Pycnogenol, which is manufactured by Swiss company Horphag Research, has been studied for a host of conditions over the past four decades. Its anti inflammatory and blood flow boosting properties seemed to make it a candidate for a natural intervention for RLS.
To test that hypothesis the researchers recruited 45 patients suffering from RLS who were otherwise healthy. All subjects were at a health weight (BMI of 26 or less), averaged about 44 years old, with slightly more men than women included in the observational study.
The subjects were divided into two groups, with the control group being slightly larger (24, versus 21 in the Pycnogenol group). The study was not blinded or placebo controlled. The Pycnogenol group received 150 mg of Pycnogenol a day in capsule form for the duration of the 4-week study. The experiment group also participated in the so-called ‘standard management’ plan which included, regular rest (8 hours of sleep/day) and mild exercise (20 min, 4 times/week), a vitamin C, niacin and B vitamins supplement(600 mg/day, produced by rda Vit, italy). Limited intake of caffeine, salt and spicy food was also suggested.
Subjective symptom measures
The study’s endpoints included a number of potentially subjective measures, such as sensations of ‘creeping,’ ‘crawling’ and ‘pulling.’ The researchers also assessed the subjects’ quality of sleep.
The results showed improvement on all measures of RLS symptoms in the Pycnogenol group. In addition, the Pycnogenol group showed improved blood flow as measured in a vein in the foot. Venous insufficiency is reported in as many as 22% of RLS sufferers, the researchers said.
“In conclusion, Pycnogenol® prevents or relieves most symptoms associated with restless leg syndrome and significantly improves the venoarteriolar response,” they concluded.

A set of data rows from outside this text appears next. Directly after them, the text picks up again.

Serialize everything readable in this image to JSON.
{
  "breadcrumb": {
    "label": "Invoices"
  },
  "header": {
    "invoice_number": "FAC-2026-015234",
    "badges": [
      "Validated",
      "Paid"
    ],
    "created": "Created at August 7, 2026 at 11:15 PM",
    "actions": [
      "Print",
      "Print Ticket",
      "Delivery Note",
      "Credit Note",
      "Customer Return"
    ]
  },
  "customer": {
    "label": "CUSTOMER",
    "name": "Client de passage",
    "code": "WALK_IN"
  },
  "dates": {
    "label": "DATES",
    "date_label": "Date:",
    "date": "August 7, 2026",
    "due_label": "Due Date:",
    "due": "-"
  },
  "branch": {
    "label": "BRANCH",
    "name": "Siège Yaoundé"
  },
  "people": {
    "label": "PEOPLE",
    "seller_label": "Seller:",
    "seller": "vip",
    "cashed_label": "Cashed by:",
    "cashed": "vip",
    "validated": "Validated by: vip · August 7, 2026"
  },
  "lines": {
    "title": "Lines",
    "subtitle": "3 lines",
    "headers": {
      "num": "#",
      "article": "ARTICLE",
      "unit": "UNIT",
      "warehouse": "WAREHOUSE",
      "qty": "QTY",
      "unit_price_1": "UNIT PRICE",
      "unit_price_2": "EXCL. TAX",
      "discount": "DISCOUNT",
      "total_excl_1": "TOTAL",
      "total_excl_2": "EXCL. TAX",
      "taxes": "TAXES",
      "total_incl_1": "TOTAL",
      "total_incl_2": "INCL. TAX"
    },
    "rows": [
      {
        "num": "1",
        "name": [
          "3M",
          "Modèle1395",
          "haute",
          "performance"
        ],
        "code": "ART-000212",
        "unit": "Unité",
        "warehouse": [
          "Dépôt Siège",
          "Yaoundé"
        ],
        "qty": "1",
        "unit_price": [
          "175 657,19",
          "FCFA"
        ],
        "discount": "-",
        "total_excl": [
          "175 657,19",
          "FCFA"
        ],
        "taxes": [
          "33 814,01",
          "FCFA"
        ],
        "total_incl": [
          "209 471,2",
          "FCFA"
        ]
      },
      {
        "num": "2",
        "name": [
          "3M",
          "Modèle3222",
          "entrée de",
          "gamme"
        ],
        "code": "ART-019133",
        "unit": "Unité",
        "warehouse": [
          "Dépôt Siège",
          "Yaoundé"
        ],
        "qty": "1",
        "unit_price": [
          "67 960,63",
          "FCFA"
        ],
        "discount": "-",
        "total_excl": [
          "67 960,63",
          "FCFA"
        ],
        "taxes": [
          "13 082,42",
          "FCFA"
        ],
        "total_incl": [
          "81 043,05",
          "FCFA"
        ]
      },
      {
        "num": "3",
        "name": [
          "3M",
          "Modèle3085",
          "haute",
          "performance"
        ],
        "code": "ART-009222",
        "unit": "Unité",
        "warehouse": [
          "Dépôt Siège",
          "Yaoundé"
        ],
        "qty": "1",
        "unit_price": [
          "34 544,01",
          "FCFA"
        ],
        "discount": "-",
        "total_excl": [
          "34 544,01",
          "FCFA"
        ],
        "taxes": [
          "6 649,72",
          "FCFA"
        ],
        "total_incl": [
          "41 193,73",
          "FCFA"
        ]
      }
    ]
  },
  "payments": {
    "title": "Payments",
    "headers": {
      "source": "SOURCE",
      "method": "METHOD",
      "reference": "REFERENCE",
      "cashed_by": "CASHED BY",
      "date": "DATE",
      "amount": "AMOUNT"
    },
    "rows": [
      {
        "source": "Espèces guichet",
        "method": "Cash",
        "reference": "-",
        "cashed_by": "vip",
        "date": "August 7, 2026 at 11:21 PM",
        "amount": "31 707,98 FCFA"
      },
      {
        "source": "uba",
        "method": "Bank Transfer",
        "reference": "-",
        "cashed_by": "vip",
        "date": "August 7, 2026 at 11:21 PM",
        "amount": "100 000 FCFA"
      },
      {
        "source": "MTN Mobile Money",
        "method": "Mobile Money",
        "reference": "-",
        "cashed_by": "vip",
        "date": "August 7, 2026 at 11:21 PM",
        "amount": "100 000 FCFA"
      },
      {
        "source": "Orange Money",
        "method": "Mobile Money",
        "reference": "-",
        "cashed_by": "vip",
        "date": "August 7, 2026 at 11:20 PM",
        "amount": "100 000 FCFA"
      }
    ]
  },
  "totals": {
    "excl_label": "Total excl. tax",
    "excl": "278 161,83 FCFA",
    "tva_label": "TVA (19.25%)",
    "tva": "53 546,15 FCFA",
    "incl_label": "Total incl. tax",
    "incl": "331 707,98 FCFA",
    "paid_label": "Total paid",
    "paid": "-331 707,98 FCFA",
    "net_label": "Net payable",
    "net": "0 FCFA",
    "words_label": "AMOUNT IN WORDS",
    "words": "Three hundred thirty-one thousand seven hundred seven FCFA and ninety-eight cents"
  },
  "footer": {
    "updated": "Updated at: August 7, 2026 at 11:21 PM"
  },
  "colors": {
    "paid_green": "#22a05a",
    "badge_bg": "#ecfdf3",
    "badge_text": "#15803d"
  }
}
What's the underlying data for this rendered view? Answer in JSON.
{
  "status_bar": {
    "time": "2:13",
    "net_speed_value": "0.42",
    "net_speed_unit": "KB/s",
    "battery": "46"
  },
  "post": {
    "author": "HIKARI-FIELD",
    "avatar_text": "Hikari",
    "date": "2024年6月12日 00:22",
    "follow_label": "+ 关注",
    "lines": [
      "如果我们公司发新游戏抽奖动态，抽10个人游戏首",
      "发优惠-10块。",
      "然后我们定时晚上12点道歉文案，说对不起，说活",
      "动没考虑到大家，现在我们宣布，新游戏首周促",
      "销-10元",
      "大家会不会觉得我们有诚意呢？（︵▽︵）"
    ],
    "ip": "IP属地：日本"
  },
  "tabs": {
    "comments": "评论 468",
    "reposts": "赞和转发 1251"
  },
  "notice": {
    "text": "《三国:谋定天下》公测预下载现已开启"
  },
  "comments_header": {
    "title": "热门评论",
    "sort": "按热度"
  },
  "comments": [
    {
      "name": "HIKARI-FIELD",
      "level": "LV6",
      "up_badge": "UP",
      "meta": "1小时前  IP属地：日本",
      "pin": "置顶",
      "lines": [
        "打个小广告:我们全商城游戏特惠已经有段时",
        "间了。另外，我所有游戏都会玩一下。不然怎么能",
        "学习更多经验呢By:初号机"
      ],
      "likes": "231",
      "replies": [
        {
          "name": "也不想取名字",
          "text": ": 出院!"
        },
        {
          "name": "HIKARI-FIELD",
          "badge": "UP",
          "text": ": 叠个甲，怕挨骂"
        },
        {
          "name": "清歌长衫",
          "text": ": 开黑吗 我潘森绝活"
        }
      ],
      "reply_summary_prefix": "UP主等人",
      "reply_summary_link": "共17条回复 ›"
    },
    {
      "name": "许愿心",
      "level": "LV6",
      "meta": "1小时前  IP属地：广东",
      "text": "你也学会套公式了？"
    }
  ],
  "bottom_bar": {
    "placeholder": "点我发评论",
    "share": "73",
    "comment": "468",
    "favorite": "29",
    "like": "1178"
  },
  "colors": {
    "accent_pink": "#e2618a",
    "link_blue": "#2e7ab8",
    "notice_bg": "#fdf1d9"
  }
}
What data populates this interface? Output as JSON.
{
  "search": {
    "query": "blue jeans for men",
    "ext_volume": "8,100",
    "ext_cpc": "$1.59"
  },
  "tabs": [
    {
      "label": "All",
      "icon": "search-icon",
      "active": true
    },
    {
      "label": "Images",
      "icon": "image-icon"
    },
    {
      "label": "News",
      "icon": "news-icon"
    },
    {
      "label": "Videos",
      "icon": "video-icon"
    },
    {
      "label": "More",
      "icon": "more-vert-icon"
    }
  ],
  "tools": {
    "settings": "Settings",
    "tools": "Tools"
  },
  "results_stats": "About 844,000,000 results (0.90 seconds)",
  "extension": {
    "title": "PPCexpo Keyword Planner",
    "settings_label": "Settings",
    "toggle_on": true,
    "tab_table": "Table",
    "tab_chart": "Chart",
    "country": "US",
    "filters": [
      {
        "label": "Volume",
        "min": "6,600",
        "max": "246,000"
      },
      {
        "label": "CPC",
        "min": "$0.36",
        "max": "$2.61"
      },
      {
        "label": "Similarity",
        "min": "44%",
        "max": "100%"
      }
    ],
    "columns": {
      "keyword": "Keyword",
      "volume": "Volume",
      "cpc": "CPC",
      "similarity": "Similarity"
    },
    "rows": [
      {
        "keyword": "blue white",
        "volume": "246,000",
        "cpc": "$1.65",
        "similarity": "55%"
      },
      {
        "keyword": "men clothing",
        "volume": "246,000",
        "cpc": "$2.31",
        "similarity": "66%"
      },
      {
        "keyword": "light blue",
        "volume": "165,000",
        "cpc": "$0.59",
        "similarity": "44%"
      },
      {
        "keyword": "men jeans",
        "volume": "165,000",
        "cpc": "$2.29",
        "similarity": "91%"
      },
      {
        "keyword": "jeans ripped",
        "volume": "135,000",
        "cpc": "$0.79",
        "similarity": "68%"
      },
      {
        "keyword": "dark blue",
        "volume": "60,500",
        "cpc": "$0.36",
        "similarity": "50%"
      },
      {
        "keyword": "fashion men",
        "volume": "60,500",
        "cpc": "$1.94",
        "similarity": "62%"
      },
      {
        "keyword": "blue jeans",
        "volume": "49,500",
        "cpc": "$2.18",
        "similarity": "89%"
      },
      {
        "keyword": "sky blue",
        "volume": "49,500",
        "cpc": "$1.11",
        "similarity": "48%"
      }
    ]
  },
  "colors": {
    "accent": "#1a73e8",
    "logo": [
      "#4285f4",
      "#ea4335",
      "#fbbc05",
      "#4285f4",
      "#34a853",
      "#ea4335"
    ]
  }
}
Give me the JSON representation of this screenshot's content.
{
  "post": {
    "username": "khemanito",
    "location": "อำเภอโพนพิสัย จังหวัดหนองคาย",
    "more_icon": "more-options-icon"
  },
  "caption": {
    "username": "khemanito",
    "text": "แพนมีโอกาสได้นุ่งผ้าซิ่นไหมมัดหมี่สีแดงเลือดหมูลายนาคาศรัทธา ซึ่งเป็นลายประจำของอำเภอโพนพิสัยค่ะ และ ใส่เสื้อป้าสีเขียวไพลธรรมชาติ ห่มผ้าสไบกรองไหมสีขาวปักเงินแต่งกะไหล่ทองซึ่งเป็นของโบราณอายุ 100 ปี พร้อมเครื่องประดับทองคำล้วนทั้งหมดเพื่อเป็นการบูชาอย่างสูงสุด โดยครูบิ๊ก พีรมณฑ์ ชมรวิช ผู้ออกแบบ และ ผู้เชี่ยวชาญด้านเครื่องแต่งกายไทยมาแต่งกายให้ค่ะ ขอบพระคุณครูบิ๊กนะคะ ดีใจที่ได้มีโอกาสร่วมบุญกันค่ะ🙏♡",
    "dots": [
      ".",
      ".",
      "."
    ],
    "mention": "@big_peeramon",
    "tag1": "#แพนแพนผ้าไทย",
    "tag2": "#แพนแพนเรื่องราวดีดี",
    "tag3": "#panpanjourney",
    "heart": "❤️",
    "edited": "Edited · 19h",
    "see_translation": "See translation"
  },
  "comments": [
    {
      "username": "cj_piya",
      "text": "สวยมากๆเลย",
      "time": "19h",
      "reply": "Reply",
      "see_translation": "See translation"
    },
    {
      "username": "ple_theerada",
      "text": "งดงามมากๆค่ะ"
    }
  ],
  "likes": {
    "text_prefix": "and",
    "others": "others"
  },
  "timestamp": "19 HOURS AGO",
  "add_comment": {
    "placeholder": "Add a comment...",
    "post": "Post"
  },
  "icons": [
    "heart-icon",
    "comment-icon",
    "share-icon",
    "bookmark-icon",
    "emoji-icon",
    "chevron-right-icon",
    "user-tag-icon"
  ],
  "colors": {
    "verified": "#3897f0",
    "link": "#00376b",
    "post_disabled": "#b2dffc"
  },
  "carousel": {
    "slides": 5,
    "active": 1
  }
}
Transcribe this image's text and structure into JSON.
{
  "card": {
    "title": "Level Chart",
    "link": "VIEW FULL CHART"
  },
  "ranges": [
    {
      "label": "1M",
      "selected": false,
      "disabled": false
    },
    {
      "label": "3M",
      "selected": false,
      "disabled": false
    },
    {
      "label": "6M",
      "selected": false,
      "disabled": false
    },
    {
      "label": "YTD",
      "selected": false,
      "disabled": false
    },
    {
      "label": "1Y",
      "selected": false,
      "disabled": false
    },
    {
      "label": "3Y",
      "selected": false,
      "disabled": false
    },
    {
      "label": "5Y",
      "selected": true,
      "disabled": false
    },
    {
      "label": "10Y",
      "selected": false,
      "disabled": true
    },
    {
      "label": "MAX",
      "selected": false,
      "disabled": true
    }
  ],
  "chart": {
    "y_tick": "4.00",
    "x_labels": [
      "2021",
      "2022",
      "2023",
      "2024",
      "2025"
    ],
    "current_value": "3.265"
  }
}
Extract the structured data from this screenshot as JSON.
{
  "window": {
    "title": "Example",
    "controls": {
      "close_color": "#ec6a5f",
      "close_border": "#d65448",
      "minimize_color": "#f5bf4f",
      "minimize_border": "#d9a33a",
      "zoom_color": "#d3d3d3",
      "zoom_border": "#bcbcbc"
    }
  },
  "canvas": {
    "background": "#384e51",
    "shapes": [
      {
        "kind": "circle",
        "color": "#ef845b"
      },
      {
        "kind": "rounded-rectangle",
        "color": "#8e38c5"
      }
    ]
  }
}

Source: Panminerva Medica
Restless legs syndrome: prevention with Pycnogenol and improvement of the venoarteriolar response
Authors: Belcaro G, et al.